People work for decades with a hopeful eye toward retirement. But while many try to envision their retirement years as a blissful time of fun and relaxation, no one has a crystal ball showing exactly what all the expenses will look like. This is especially true of health care.
Fidelity’s annual Retiree Health Care Cost Estimate projected that a 65-year-old couple retiring in 2019 could expect $285,000 in health care and medical expenses during their retirement. An Edward Jones survey showed many Americans are concerned about health care expenses in retirement, particularly baby boomers.
“People spend their healthy years accumulating all their wealth,” says Michael Macke, vice president and co-owner of Petros Financial Group. “They work hard and save, building their nest egg.
“But when you retire, you wind up spending a lot of your wealth on your health. In talking with people about retirement for 25 years, health care is always their top concern. To most people it’s the great unknown that can derail the best-laid plans. You never know when you’re going to get sick or come down with a disease. What kind of care will be required, and most of all, what is it going to cost?”
How do you plan for that great unknown — health care costs in retirement? Macke offers these tips:
Make extra wiggle room for the “what-if” medical expenses. “When planning a long-term budget, most people just look at their baseline monthly expenses, but it’s wise to have a discussion about how health care costs can fit in during retirement,” Macke says. “Budgeting for a potential additional expense of $350 to $500 per month in the future can help you be better prepared to handle that ‘what-if’ scenario.”
Open a Health Savings Account (HSA). An HSA offers tax advantages such as deductible contributions and tax-free withdrawals for qualified medical expenses. “The funds from your HSA can be used to pay for Medicare premiums and long-term care insurance premiums,” Macke says. “Those who are 55 or older can make a catch-up contribution of $1,000 a year in addition to the maximum contribution limit (which is $3,500 annually for individual coverage and $7,000 for family coverage).”
Manage Medicare annually. “Every year, you should be reviewing Medicare plans. You need to figure out which plan is best for you based on your health as well as what’s covered and what isn’t in each option.” Macke says. “Some plans may cost a little more but would save you on doctor’s visits and co-pays. Also, remember that your part B and D premiums could be higher based on your annual income from two years prior. Make sure you are working with a tax planner and retirement planner to manage your income, which may include distributions from retirement accounts. Being aware of these limits could save you money! Your health changes constantly as do your options for Medicare coverage. Make sure you are evaluating each year.”
Pay attention to your health. Sounds simple, but a healthy lifestyle is the best way to reduce the chance of health complications and costly bills in retirement. “Don’t miss annual checkups with both your doctor and dentist,” Macke says. “Adhere to a reasonable diet and fitness regimen. And don’t discount the dentist. Cardiovascular disease shows up in the gums first.”

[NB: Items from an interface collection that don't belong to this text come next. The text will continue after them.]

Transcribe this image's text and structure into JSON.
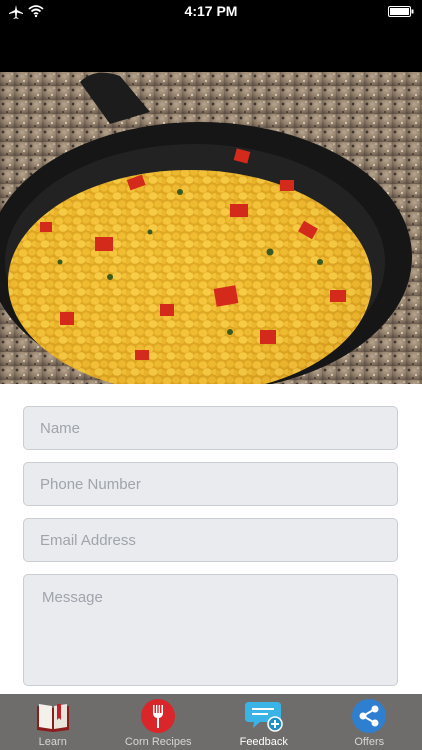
{
  "status_bar": {
    "time": "4:17 PM"
  },
  "form": {
    "name_placeholder": "Name",
    "phone_placeholder": "Phone Number",
    "email_placeholder": "Email Address",
    "message_placeholder": "Message"
  },
  "tabs": [
    {
      "label": "Learn",
      "icon": "book-icon",
      "active": false
    },
    {
      "label": "Corn Recipes",
      "icon": "fork-icon",
      "active": false
    },
    {
      "label": "Feedback",
      "icon": "chat-plus-icon",
      "active": true
    },
    {
      "label": "Offers",
      "icon": "share-icon",
      "active": false
    }
  ],
  "colors": {
    "status_bar": "#000000",
    "tab_bar": "#6f6d6b",
    "field_bg": "#e9ebef",
    "fork_red": "#d9262b",
    "offers_blue": "#2f7fd0",
    "feedback_cyan": "#3ab4e6"
  }
}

“Unexpected medical expenses later in life threaten our physical health and our financial health,” Macke says. “Therefore, it’s vital to be proactive and plan as early as possible in order to protect your retirement you’ve worked so hard for.”